[Critique] Welcome to Suburbicon

Three years after a Monument Men unconvincing, George Clooney goes back behind the camera to scratch the magnified vision of America in the 50s. A convincing plea?

The friendship between George Clooney and the Coen brothers is old. And for good reason, the actor played in four of their feature films. It is therefore not surprising to see them at work on the scenario of Welcome to Suburbicon . Their pronounced taste for the absurd echoes again in this incredible story, which is also a parable of America's social unrest.

Suburbicon is a quiet and residential town, which has attracted many white families with its perfect shops and lawns. A certain idea of ​​the American dream, shared by Gardner (Matt Damon), his wife, his twin sister-in-law (both played by Julianne Moore) and their young son. But as the first Afro-American family moved to the city, anxiety is spreading to many of the neighborhood's residents. Lacking money, Gardner develops an incredible plan to save appearances.

At first sight, it seems difficult to differentiate Clooney's feature film from a new Coen film. The form is similar, and pays homage to a period still lived as glorious by a part of America. Image slightly yellowed, pastel colors … The photography of Robert Elswit is inspired by the propagandist style of advertising to recreate a perfect postcard of the time. As is often the case with the duet, the staging precedes the talk and suggests that the polish of this perfect society will soon peel off.

Quite quickly, Clooney sets out to tell two distinct stories, supposedly reasoning as an allegory of the ethnic tensions still tearing the country apart. The main one is the character of Damon, a man much more crooked than he looks. In conflict with pawnbrokers with expeditious methods, the latter embarks on a perilous insurance scam. The opportunity to scratch the image of the honest white middle class of the northern states, historically confronted with rednecks forcing racist southern.

This "pavillonnaire" rereading of Fargo combines cowardice and stupidity, and clearly bears the Coen trademark.
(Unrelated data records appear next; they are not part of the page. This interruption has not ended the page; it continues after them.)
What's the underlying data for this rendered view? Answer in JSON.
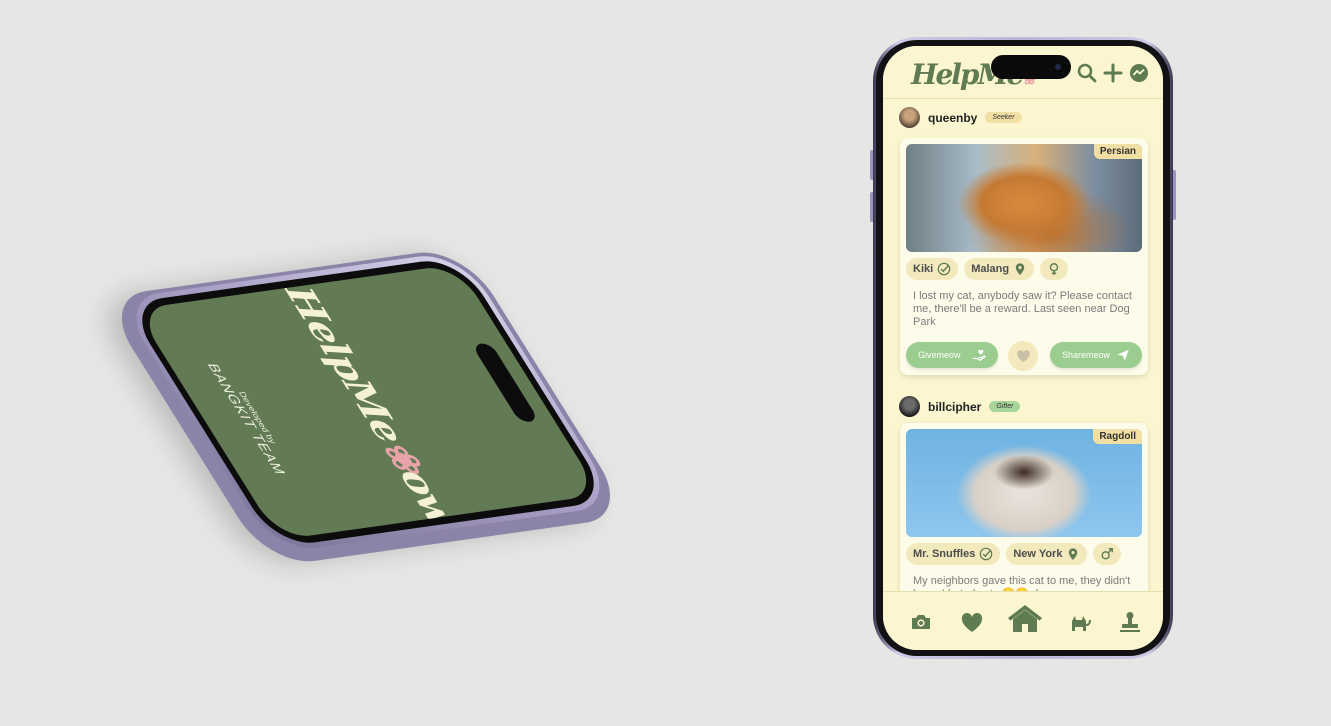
{
  "splash": {
    "logo_main": "HelpMe",
    "logo_tail": "ow",
    "developed_by": "Developed by",
    "team": "BANGKIT TEAM"
  },
  "app": {
    "logo_main": "HelpMe",
    "logo_tail": "ow",
    "top_icons": [
      "search-icon",
      "add-icon",
      "messenger-icon"
    ],
    "colors": {
      "background": "#fbf6cf",
      "primary_green": "#5f7b52",
      "button_green": "#9ccd90",
      "chip": "#f2e9bd",
      "accent_pink": "#e8a3a9",
      "splash_green": "#627b55"
    }
  },
  "posts": [
    {
      "username": "queenby",
      "role": "Seeker",
      "breed": "Persian",
      "cat_name": "Kiki",
      "location": "Malang",
      "gender_icon": "female-icon",
      "description": "I lost my cat, anybody saw it? Please contact me, there'll be a reward. Last seen near Dog Park",
      "give_label": "Givemeow",
      "share_label": "Sharemeow"
    },
    {
      "username": "billcipher",
      "role": "Gifter",
      "breed": "Ragdoll",
      "cat_name": "Mr. Snuffles",
      "location": "New York",
      "gender_icon": "male-icon",
      "description": "My neighbors gave this cat to me, they didn't know I hated cats 😒😒 does"
    }
  ],
  "bottom_nav": [
    "camera-icon",
    "heart-icon",
    "home-icon",
    "cat-icon",
    "stamp-icon"
  ]
}
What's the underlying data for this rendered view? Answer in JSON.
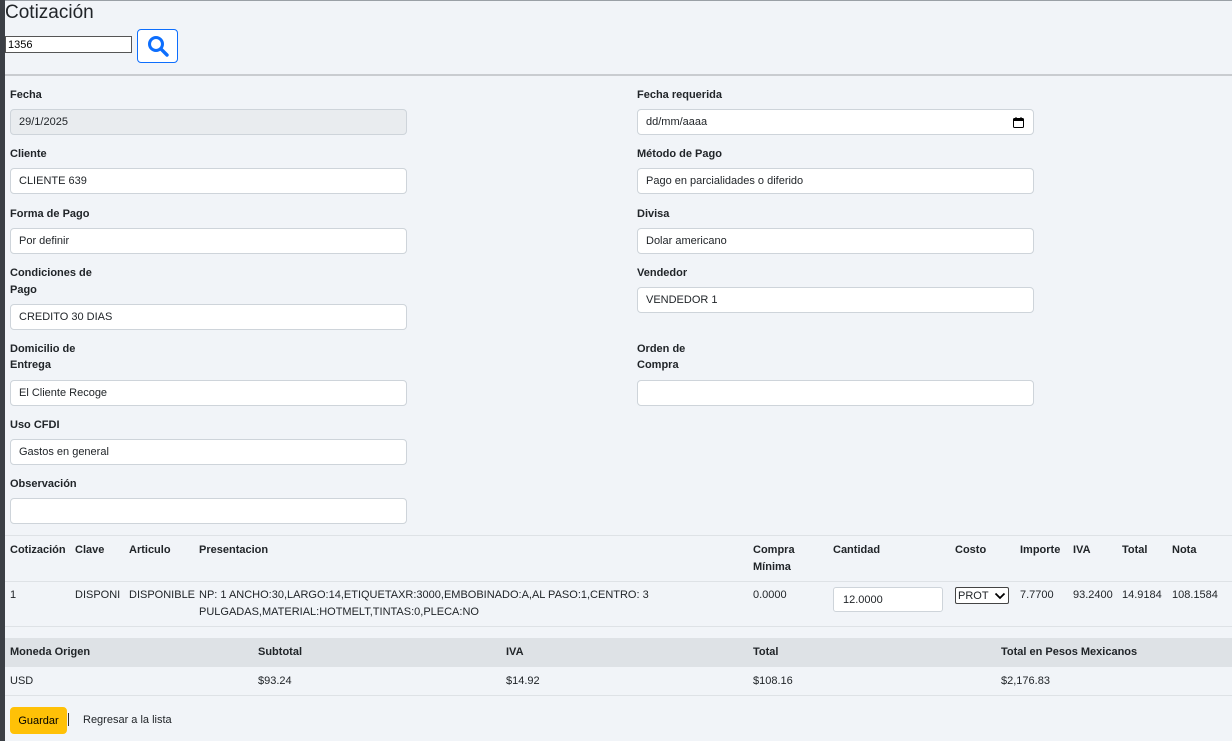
{
  "page": {
    "title": "Cotización"
  },
  "search": {
    "value": "1356"
  },
  "form": {
    "fecha": {
      "label": "Fecha",
      "value": "29/1/2025"
    },
    "fecha_requerida": {
      "label": "Fecha requerida",
      "placeholder": "dd/mm/aaaa"
    },
    "cliente": {
      "label": "Cliente",
      "value": "CLIENTE 639"
    },
    "metodo_pago": {
      "label": "Método de Pago",
      "value": "Pago en parcialidades o diferido"
    },
    "forma_pago": {
      "label": "Forma de Pago",
      "value": "Por definir"
    },
    "divisa": {
      "label": "Divisa",
      "value": "Dolar americano"
    },
    "condiciones_pago": {
      "label_line1": "Condiciones de",
      "label_line2": "Pago",
      "value": "CREDITO 30 DIAS"
    },
    "vendedor": {
      "label": "Vendedor",
      "value": "VENDEDOR 1"
    },
    "domicilio_entrega": {
      "label_line1": "Domicilio de",
      "label_line2": "Entrega",
      "value": "El Cliente Recoge"
    },
    "orden_compra": {
      "label_line1": "Orden de",
      "label_line2": "Compra",
      "value": ""
    },
    "uso_cfdi": {
      "label": "Uso CFDI",
      "value": "Gastos en general"
    },
    "observacion": {
      "label": "Observación",
      "value": ""
    }
  },
  "items_table": {
    "headers": {
      "cotizacion": "Cotización",
      "clave": "Clave",
      "articulo": "Articulo",
      "presentacion": "Presentacion",
      "compra_minima_1": "Compra",
      "compra_minima_2": "Mínima",
      "cantidad": "Cantidad",
      "costo": "Costo",
      "importe": "Importe",
      "iva": "IVA",
      "total": "Total",
      "nota": "Nota"
    },
    "rows": [
      {
        "cotizacion": "1",
        "clave": "DISPONI",
        "articulo": "DISPONIBLE",
        "presentacion_1": "NP: 1 ANCHO:30,LARGO:14,ETIQUETAXR:3000,EMBOBINADO:A,AL PASO:1,CENTRO: 3",
        "presentacion_2": "PULGADAS,MATERIAL:HOTMELT,TINTAS:0,PLECA:NO",
        "compra_minima": "0.0000",
        "cantidad": "12.0000",
        "costo": "PROT",
        "importe": "7.7700",
        "iva": "93.2400",
        "total": "14.9184",
        "nota": "108.1584"
      }
    ]
  },
  "totals": {
    "headers": {
      "moneda": "Moneda Origen",
      "subtotal": "Subtotal",
      "iva": "IVA",
      "total": "Total",
      "total_mxn": "Total en Pesos Mexicanos"
    },
    "values": {
      "moneda": "USD",
      "subtotal": "$93.24",
      "iva": "$14.92",
      "total": "$108.16",
      "total_mxn": "$2,176.83"
    }
  },
  "actions": {
    "save_label": "Guardar",
    "back_label": "Regresar a la lista"
  },
  "colors": {
    "primary": "#0d6efd",
    "warning": "#ffc107",
    "background": "#f1f4f8"
  }
}
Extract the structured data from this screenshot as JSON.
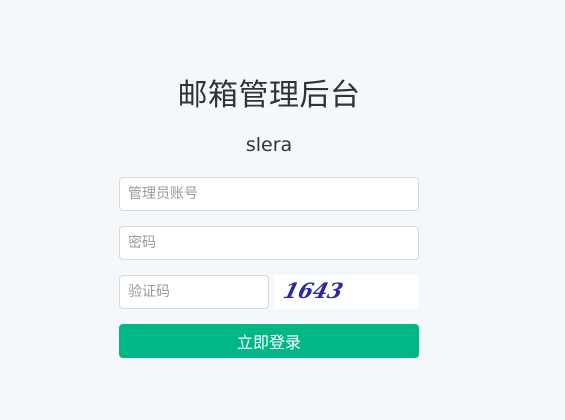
{
  "page": {
    "title": "邮箱管理后台",
    "subtitle": "slera"
  },
  "form": {
    "username_placeholder": "管理员账号",
    "username_value": "",
    "password_placeholder": "密码",
    "password_value": "",
    "captcha_placeholder": "验证码",
    "captcha_value": "",
    "captcha_image_text": "1643",
    "submit_label": "立即登录"
  },
  "colors": {
    "background": "#f4f8fb",
    "primary_button": "#00b886",
    "captcha_ink": "#2a2a9c"
  }
}
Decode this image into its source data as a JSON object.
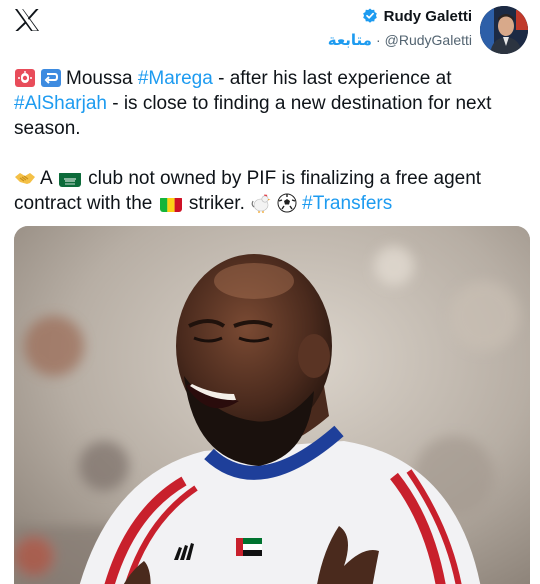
{
  "header": {
    "logo_icon": "x-logo-icon",
    "display_name": "Rudy Galetti",
    "verified_icon": "verified-badge-icon",
    "handle": "@RudyGaletti",
    "separator": "·",
    "follow_label": "متابعة"
  },
  "tweet": {
    "p1_a": "Moussa ",
    "p1_tag1": "#Marega",
    "p1_b": " - after his last experience at ",
    "p1_tag2": "#AlSharjah",
    "p1_c": " - is close to finding a new destination for next season.",
    "p2_a": "A ",
    "p2_b": " club not owned by PIF is finalizing a free agent contract with the ",
    "p2_c": " striker. ",
    "p2_tag": "#Transfers"
  },
  "colors": {
    "link": "#1d9bf0",
    "text": "#0f1419",
    "muted": "#536471"
  },
  "media": {
    "image_subject": "football-player-photo"
  }
}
If all is a little too predictable, this simple plan quickly turns into a game of massacre pleasant enough to follow. Matt Damon convinces commuter exceeded by the events, while Julianne Moore accompanies the tragi-comic of the situation with a certain elegance. Special mention to Oscar Isaac, a malicious insurance investigator who gives us one of the best scenes of the film.

The second focuses on the eventful move of an African American family, which sees part of the community protest violently and without reason against their arrival. Based on a real news incident in Levitton, Pennsylvania, this racist story, revolting as it is, serves only to assert.

Using a strong example, Clooney plays the fathers morality more than anything else. Behind his apparent desire to deconstruct the thoughtfulness of Yankee America, the director uses this fact to infuse a false depth to his film.

The presence of the couple on the screen is simply anecdotal. Relegated to the background, their story never interferes with the twists of the main plot. So much so that we end up forgetting them. A shame when you understand what their presence was supposed to denounce.

The serious treatment of the event denotes by the way with the rest of the film, which evolves in a delirious tone. This duplication of the story creates a false rhythm that slows even the basic plot. Laughing while tapping on the fingers was not easy. Clooney is only half successful

Welcome to Suburbicon attempts a balancing act more complicated than it seems. Adored by the Coen brothers, whose absurd style we will recognize (with pleasure), the film denounces the white America of the northern states, often spared by criticism of its past. Unfortunately, Clooney's lesson runs fast as he is not interested in the main people involved. Remains a squeaky comedy and rather well interpreted on people a little too clean to be honest.